This 100,000 square km swath of swamp and uprooted trees is home to massive clouds of mosquitoes and something much more sinister–something that has been said to cause blistering sores, intense nausea, fevers, paralyzing headaches, and sudden blindness. Again I must ask, why would anyone go there?  These are the same people that ignore their haunted house when it loudly tells them to “get out.”

The local indigenous peoples, the Yakut, claim that every 6 centuries or so a giant fireball shoots out of the valley into the sky.  Hmm.

In the 1850’s and right up to the 1930’s, various people including travelling merchants, explorers, and geologists, reported finding massive cauldrons in this location.  Many later became ill.  Hmm again.

But here’s where things become complicated.  Remember this is a swamp.  Ivan Mackerle, well-known explorer of all places mystifying, strapped on a powered hang-glider and buzzed his way around the area in question.  What he and his men found were a series of strange-looking rings that definitely did not resemble “natural” occurrences.  So what would you do if you found a bizarre looking annulus in the middle of a marsh–poke it with a stick, of course.  Using a 2-meters long branch, they discovered that something very cauldron-like lurked beneath the water.  And there were several of them.  Yikes.

Then they hit the jackpot.  Literally.  They found a 10 meter cauldron on its side covered in mud.  Their vodka-riddled celebration was cut short as they all became deathly ill–not hangover ill I must add.  And then it snowed on them–lots–even though it was June (and we think we have bad weather).

So what are we to make of these strange big “pots” in the middle of the Russian no-man’s land?  Well, apparently, we are supposed to conclude that these are large alien “missiles” left behind to protect earthlings from less-than-desirable extra-terrestrial types who would seek to conquer and plunder.  Of course!  That makes perfect sense.  Dick Solomon, Alf, and The Great Gazoo are all earth-friendly aliens.  Surely, there must be more who would wish to fend off earth’s foes–the ray-gun-happy Marvin the Martian types way up in the sky.

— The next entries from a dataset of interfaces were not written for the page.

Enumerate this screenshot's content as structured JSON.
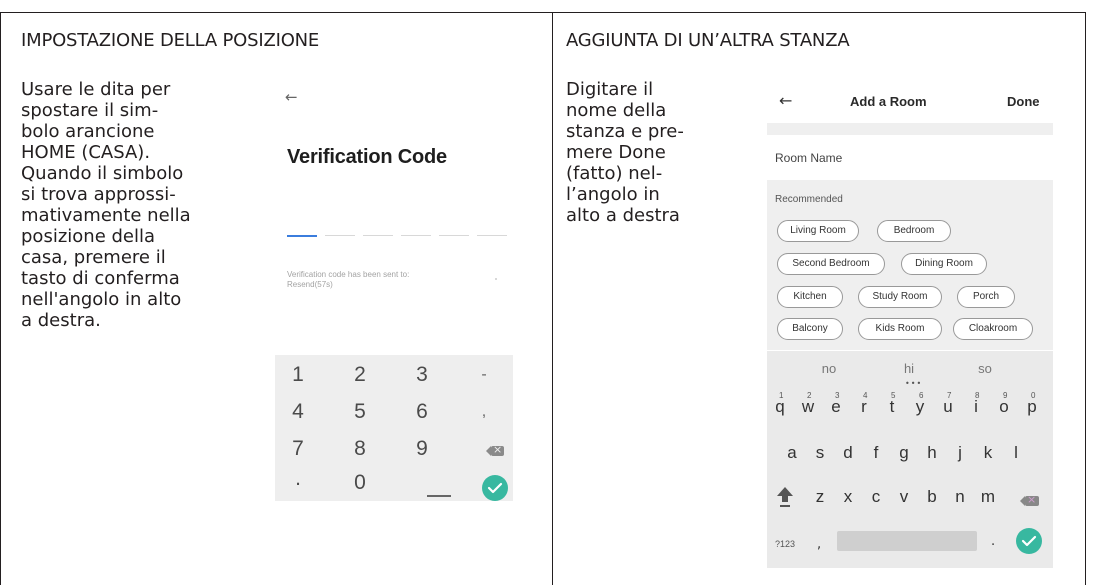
{
  "left_panel": {
    "heading": "IMPOSTAZIONE DELLA POSIZIONE",
    "instruction_lines": [
      "Usare le dita per",
      "spostare il sim-",
      "bolo arancione",
      "HOME (CASA).",
      "Quando il simbolo",
      "si trova approssi-",
      "mativamente nella",
      "posizione della",
      "casa, premere il",
      "tasto di conferma",
      "nell'angolo in alto",
      "a destra."
    ]
  },
  "right_panel": {
    "heading": "AGGIUNTA DI UN’ALTRA STANZA",
    "instruction_lines": [
      "Digitare il",
      "nome della",
      "stanza e pre-",
      "mere Done",
      "(fatto) nel-",
      "l’angolo in",
      "alto a destra"
    ]
  },
  "verification_screen": {
    "back_icon": "arrow-left-icon",
    "title": "Verification Code",
    "code_slot_count_shown": 6,
    "info_line1": "Verification code has been sent to:",
    "info_line2": "Resend(57s)",
    "keypad": {
      "rows": [
        [
          "1",
          "2",
          "3",
          "-"
        ],
        [
          "4",
          "5",
          "6",
          ","
        ],
        [
          "7",
          "8",
          "9",
          ""
        ],
        [
          ".",
          "0",
          "",
          ""
        ]
      ],
      "delete_icon": "backspace-icon",
      "confirm_icon": "check-icon",
      "confirm_color": "#38b8a0"
    }
  },
  "add_room_screen": {
    "back_icon": "arrow-left-icon",
    "title": "Add a Room",
    "done_label": "Done",
    "room_name_label": "Room Name",
    "recommended_label": "Recommended",
    "chips": [
      "Living Room",
      "Bedroom",
      "Second Bedroom",
      "Dining Room",
      "Kitchen",
      "Study Room",
      "Porch",
      "Balcony",
      "Kids Room",
      "Cloakroom"
    ],
    "keyboard": {
      "suggestions": [
        "no",
        "hi",
        "so"
      ],
      "row1": [
        "q",
        "w",
        "e",
        "r",
        "t",
        "y",
        "u",
        "i",
        "o",
        "p"
      ],
      "row1_numbers": [
        "1",
        "2",
        "3",
        "4",
        "5",
        "6",
        "7",
        "8",
        "9",
        "0"
      ],
      "row2": [
        "a",
        "s",
        "d",
        "f",
        "g",
        "h",
        "j",
        "k",
        "l"
      ],
      "row3": [
        "z",
        "x",
        "c",
        "v",
        "b",
        "n",
        "m"
      ],
      "symbols_label": "?123",
      "comma": ",",
      "period": ".",
      "shift_icon": "shift-icon",
      "delete_icon": "backspace-icon",
      "confirm_icon": "check-icon",
      "confirm_color": "#38b8a0"
    }
  }
}
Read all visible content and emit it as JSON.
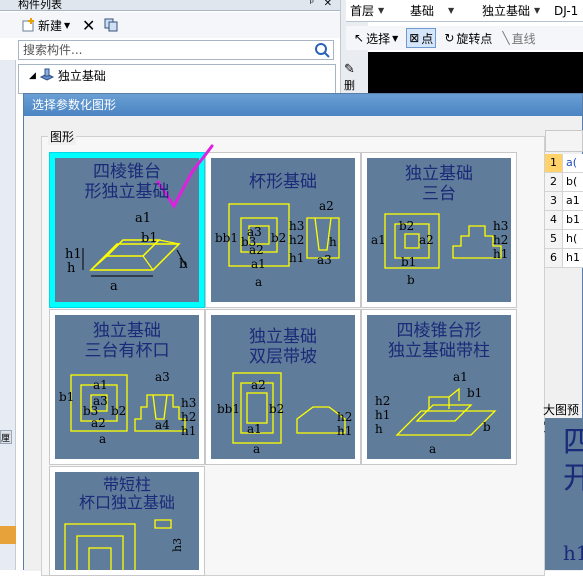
{
  "left_panel": {
    "title": "构件列表",
    "new_label": "新建",
    "search_placeholder": "搜索构件...",
    "tree_root": "独立基础"
  },
  "top_bar": {
    "floor": "首层",
    "category": "基础",
    "type": "独立基础",
    "item": "DJ-1"
  },
  "toolbar2": {
    "select": "选择",
    "point": "点",
    "rotate_point": "旋转点",
    "line": "直线"
  },
  "side_tool": "删",
  "left_marks": {
    "a": "厘"
  },
  "dialog": {
    "title": "选择参数化图形",
    "group_label": "图形",
    "tiles": [
      {
        "caption": [
          "四棱锥台",
          "形独立基础"
        ],
        "selected": true,
        "labels": [
          "a1",
          "b1",
          "h1",
          "h",
          "a",
          "b"
        ]
      },
      {
        "caption": [
          "杯形基础"
        ],
        "selected": false,
        "labels": [
          "a2",
          "a3",
          "bb1",
          "b3",
          "b2",
          "a2",
          "a1",
          "h3",
          "h2",
          "h1",
          "h",
          "a3",
          "a"
        ]
      },
      {
        "caption": [
          "独立基础",
          "三台"
        ],
        "selected": false,
        "labels": [
          "a1",
          "a",
          "b2",
          "a2",
          "b1",
          "b",
          "h3",
          "h2",
          "h1"
        ]
      },
      {
        "caption": [
          "独立基础",
          "三台有杯口"
        ],
        "selected": false,
        "labels": [
          "a3",
          "a1",
          "b1",
          "a3",
          "b3",
          "b2",
          "a2",
          "a4",
          "h3",
          "h2",
          "h1",
          "a"
        ]
      },
      {
        "caption": [
          "独立基础",
          "双层带坡"
        ],
        "selected": false,
        "labels": [
          "a2",
          "bb1",
          "b2",
          "a1",
          "a",
          "h2",
          "h1"
        ]
      },
      {
        "caption": [
          "四棱锥台形",
          "独立基础带柱"
        ],
        "selected": false,
        "labels": [
          "a1",
          "h2",
          "h1",
          "h",
          "b1",
          "b",
          "a"
        ]
      },
      {
        "caption": [
          "带短柱",
          "杯口独立基础"
        ],
        "selected": false,
        "labels": [
          "h3"
        ]
      }
    ]
  },
  "param_table": {
    "rows": [
      {
        "n": "1",
        "v": "a(",
        "selected": true
      },
      {
        "n": "2",
        "v": "b(",
        "selected": false
      },
      {
        "n": "3",
        "v": "a1",
        "selected": false
      },
      {
        "n": "4",
        "v": "b1",
        "selected": false
      },
      {
        "n": "5",
        "v": "h(",
        "selected": false
      },
      {
        "n": "6",
        "v": "h1",
        "selected": false
      }
    ]
  },
  "preview": {
    "label": "大图预览",
    "glyphs": [
      "四",
      "开"
    ],
    "bottom_label": "h1"
  }
}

At 10:00, Seinfeld came on.  And my mind returned to its usual resting state.